Pricing, disaster recovery capabilities and service-level agreements are a few of the issues CIOs consider when negotiating cloud contracts.
They are also navigating how to set acceptable limits on the amount and type of damages local governments and state agencies can recoup from vendors in the event of a data breach or other harmful incident. As an IT executive, “you have to understand what you really need from a legal perspective,” said Tony Encinias, Pennsylvania’s deputy secretary for information technology and CIO.
The nuances of limitation of liability were a hot topic at the NASCIO 2014 Midyear Conference in Baltimore. Encinias was one of several CIOs who shared his contracting journey to the cloud. One takeaway from the discussions is that CIOs should be able to locate or at least know the language that governs limitation of liability in their states.
“In Delaware, we have this folklore of limitation of liability,” said the state’s CIO Jim Sills.
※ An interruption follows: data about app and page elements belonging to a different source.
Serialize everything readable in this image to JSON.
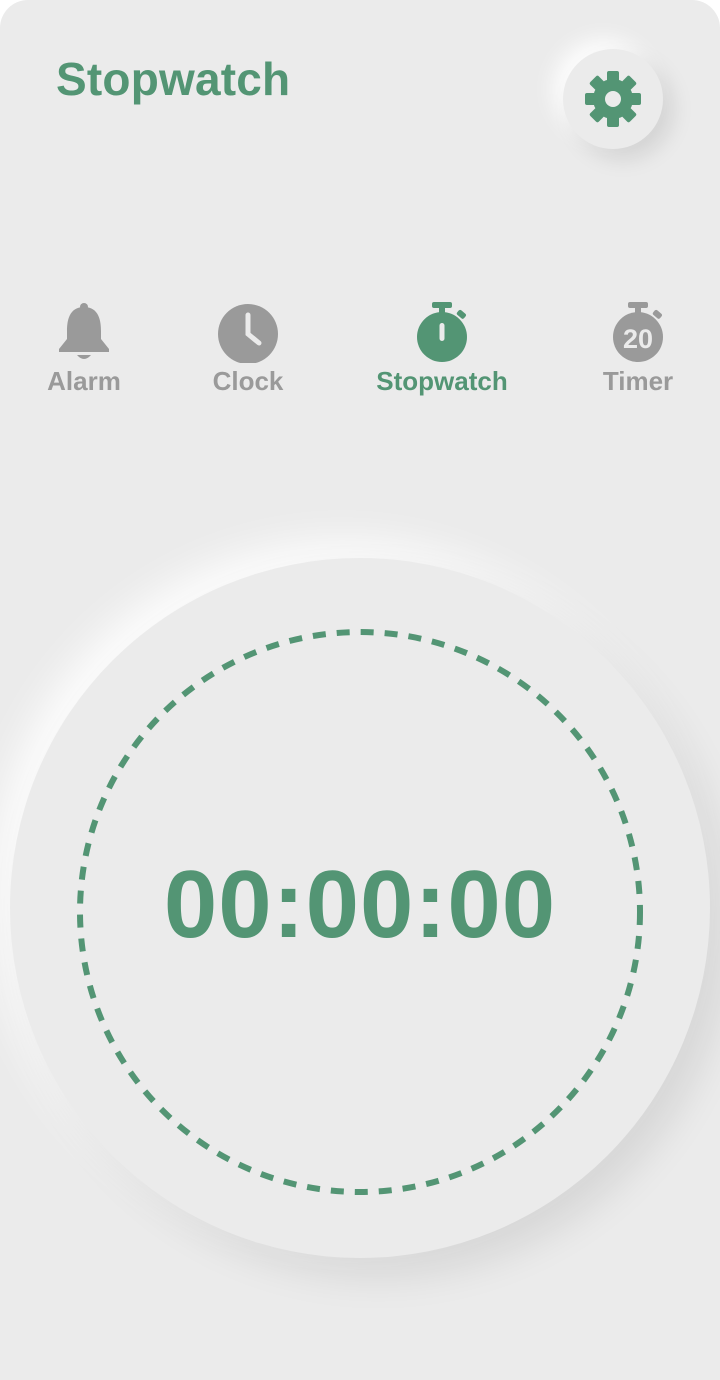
{
  "header": {
    "title": "Stopwatch",
    "settings_icon": "gear-icon"
  },
  "nav": {
    "active": "Stopwatch",
    "items": [
      {
        "label": "Alarm",
        "icon": "bell-icon"
      },
      {
        "label": "Clock",
        "icon": "clock-icon"
      },
      {
        "label": "Stopwatch",
        "icon": "stopwatch-icon"
      },
      {
        "label": "Timer",
        "icon": "timer-icon",
        "icon_text": "20"
      }
    ]
  },
  "stopwatch": {
    "display": "00:00:00"
  },
  "colors": {
    "accent": "#539574",
    "inactive": "#9a9a9a",
    "background": "#ebebeb"
  }
}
Sills said he recently asked the state’s deputy attorney general and procurement official to show him the code or section in the state’s constitution about limitation of liability. They couldn’t find the language, Sills said.
In light of that revelation, the state is updating one of its terms and conditions to provide more flexibility for vendors, he said.
“Going to a cloud strategy from an infrastructure standpoint, whether you go to Azure or you go to Amazon, negotiation with those vendors is very difficult,” Encinias said. He recalled a cloud contract valued at nearly $1 billion that took the state more than a month to negotiate.
“In Pennsylvania, [limitation of liability is] traditionally two times the cost of the contract,” he said. “When you’re talking about a $1 billion contract, there is no company in the world that can sign up for that risk. So, you have to really give and take.”
That’s the argument Tanya Forsheit, a founding partner of InfoLawGroup LLP in Los Angeles, made in a 2010 article from SearchCIO.com. Yes, four years ago CIOs were grappling with the same challenges.
“You have to come up with ways to adjust limitations of liability that may be acceptable to the cloud provider," Forsheit said.
For cloud customers, "the liability must be a deterrent to failure," Julio Gómez, co-founder of Innovation Councils LLC in Concord, Mass., said in the article. His organization brings together CIOs from various industries to strategize.
Limitation of liability is one of many issues CIOs should consider before awarding cloud contracts. Governing provides a good checklist of other issues to address when contracting for cloud computing services.